_WHAT YOU HAVE TO DO_
Below are some records. Print all of them exactly as they appear.

(Entries from a dataset of interfaces)
Start of Block

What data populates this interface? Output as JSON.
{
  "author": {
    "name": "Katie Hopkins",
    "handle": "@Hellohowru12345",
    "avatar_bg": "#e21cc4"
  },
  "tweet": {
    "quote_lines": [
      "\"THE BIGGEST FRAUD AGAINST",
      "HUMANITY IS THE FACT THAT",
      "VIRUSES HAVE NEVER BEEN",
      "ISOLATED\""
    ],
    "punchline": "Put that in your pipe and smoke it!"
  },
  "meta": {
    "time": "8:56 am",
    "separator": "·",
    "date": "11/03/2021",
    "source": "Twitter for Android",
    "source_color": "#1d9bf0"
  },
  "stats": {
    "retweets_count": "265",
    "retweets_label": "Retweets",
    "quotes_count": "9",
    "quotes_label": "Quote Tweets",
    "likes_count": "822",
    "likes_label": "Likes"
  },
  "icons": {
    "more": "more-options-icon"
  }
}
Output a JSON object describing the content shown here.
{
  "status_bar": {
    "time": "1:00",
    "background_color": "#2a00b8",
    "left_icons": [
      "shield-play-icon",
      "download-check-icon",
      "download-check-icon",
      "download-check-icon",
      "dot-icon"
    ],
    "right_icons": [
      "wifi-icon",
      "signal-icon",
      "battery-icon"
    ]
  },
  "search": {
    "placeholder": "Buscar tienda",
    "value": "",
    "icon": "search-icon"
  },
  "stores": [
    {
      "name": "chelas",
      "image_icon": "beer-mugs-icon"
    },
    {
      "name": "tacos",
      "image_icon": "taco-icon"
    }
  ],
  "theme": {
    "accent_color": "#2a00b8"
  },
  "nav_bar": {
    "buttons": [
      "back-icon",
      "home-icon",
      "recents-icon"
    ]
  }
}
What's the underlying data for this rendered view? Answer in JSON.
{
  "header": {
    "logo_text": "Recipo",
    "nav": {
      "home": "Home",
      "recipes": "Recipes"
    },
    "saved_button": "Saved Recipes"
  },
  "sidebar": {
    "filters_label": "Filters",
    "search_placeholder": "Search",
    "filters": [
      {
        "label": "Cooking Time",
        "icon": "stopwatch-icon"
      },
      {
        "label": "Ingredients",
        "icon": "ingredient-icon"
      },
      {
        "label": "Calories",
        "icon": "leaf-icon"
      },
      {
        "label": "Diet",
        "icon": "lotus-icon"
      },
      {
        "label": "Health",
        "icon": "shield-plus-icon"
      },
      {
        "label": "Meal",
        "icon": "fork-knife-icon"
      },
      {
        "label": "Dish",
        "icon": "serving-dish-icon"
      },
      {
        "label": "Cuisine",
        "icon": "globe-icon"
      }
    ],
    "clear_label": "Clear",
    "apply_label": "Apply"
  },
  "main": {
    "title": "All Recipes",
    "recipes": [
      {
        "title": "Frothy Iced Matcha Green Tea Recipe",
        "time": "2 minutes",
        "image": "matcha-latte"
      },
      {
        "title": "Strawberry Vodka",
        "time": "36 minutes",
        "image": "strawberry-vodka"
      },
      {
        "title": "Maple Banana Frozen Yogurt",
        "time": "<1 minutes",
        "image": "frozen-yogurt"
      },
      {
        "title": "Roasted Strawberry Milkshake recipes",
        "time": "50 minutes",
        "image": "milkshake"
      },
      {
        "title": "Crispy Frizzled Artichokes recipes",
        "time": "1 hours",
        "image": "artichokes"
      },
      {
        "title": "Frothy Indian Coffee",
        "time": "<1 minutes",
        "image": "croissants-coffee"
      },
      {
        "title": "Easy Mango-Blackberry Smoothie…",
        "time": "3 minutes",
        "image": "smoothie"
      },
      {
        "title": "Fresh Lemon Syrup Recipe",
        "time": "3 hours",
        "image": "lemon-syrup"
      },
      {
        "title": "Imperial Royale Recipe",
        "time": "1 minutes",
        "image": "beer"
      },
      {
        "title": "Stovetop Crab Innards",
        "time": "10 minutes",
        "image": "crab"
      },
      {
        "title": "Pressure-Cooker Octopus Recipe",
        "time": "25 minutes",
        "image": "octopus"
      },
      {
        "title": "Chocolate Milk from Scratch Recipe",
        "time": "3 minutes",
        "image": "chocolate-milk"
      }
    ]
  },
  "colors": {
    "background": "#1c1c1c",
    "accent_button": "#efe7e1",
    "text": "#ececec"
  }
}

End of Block

_PROBLEM SOLUTION_
What data populates this interface? Output as JSON.
{
  "author": {
    "name": "Katie Hopkins",
    "handle": "@Hellohowru12345",
    "avatar_bg": "#e21cc4"
  },
  "tweet": {
    "quote_lines": [
      "\"THE BIGGEST FRAUD AGAINST",
      "HUMANITY IS THE FACT THAT",
      "VIRUSES HAVE NEVER BEEN",
      "ISOLATED\""
    ],
    "punchline": "Put that in your pipe and smoke it!"
  },
  "meta": {
    "time": "8:56 am",
    "separator": "·",
    "date": "11/03/2021",
    "source": "Twitter for Android",
    "source_color": "#1d9bf0"
  },
  "stats": {
    "retweets_count": "265",
    "retweets_label": "Retweets",
    "quotes_count": "9",
    "quotes_label": "Quote Tweets",
    "likes_count": "822",
    "likes_label": "Likes"
  },
  "icons": {
    "more": "more-options-icon"
  }
}
Output a JSON object describing the content shown here.
{
  "status_bar": {
    "time": "1:00",
    "background_color": "#2a00b8",
    "left_icons": [
      "shield-play-icon",
      "download-check-icon",
      "download-check-icon",
      "download-check-icon",
      "dot-icon"
    ],
    "right_icons": [
      "wifi-icon",
      "signal-icon",
      "battery-icon"
    ]
  },
  "search": {
    "placeholder": "Buscar tienda",
    "value": "",
    "icon": "search-icon"
  },
  "stores": [
    {
      "name": "chelas",
      "image_icon": "beer-mugs-icon"
    },
    {
      "name": "tacos",
      "image_icon": "taco-icon"
    }
  ],
  "theme": {
    "accent_color": "#2a00b8"
  },
  "nav_bar": {
    "buttons": [
      "back-icon",
      "home-icon",
      "recents-icon"
    ]
  }
}
What's the underlying data for this rendered view? Answer in JSON.
{
  "header": {
    "logo_text": "Recipo",
    "nav": {
      "home": "Home",
      "recipes": "Recipes"
    },
    "saved_button": "Saved Recipes"
  },
  "sidebar": {
    "filters_label": "Filters",
    "search_placeholder": "Search",
    "filters": [
      {
        "label": "Cooking Time",
        "icon": "stopwatch-icon"
      },
      {
        "label": "Ingredients",
        "icon": "ingredient-icon"
      },
      {
        "label": "Calories",
        "icon": "leaf-icon"
      },
      {
        "label": "Diet",
        "icon": "lotus-icon"
      },
      {
        "label": "Health",
        "icon": "shield-plus-icon"
      },
      {
        "label": "Meal",
        "icon": "fork-knife-icon"
      },
      {
        "label": "Dish",
        "icon": "serving-dish-icon"
      },
      {
        "label": "Cuisine",
        "icon": "globe-icon"
      }
    ],
    "clear_label": "Clear",
    "apply_label": "Apply"
  },
  "main": {
    "title": "All Recipes",
    "recipes": [
      {
        "title": "Frothy Iced Matcha Green Tea Recipe",
        "time": "2 minutes",
        "image": "matcha-latte"
      },
      {
        "title": "Strawberry Vodka",
        "time": "36 minutes",
        "image": "strawberry-vodka"
      },
      {
        "title": "Maple Banana Frozen Yogurt",
        "time": "<1 minutes",
        "image": "frozen-yogurt"
      },
      {
        "title": "Roasted Strawberry Milkshake recipes",
        "time": "50 minutes",
        "image": "milkshake"
      },
      {
        "title": "Crispy Frizzled Artichokes recipes",
        "time": "1 hours",
        "image": "artichokes"
      },
      {
        "title": "Frothy Indian Coffee",
        "time": "<1 minutes",
        "image": "croissants-coffee"
      },
      {
        "title": "Easy Mango-Blackberry Smoothie…",
        "time": "3 minutes",
        "image": "smoothie"
      },
      {
        "title": "Fresh Lemon Syrup Recipe",
        "time": "3 hours",
        "image": "lemon-syrup"
      },
      {
        "title": "Imperial Royale Recipe",
        "time": "1 minutes",
        "image": "beer"
      },
      {
        "title": "Stovetop Crab Innards",
        "time": "10 minutes",
        "image": "crab"
      },
      {
        "title": "Pressure-Cooker Octopus Recipe",
        "time": "25 minutes",
        "image": "octopus"
      },
      {
        "title": "Chocolate Milk from Scratch Recipe",
        "time": "3 minutes",
        "image": "chocolate-milk"
      }
    ]
  },
  "colors": {
    "background": "#1c1c1c",
    "accent_button": "#efe7e1",
    "text": "#ececec"
  }
}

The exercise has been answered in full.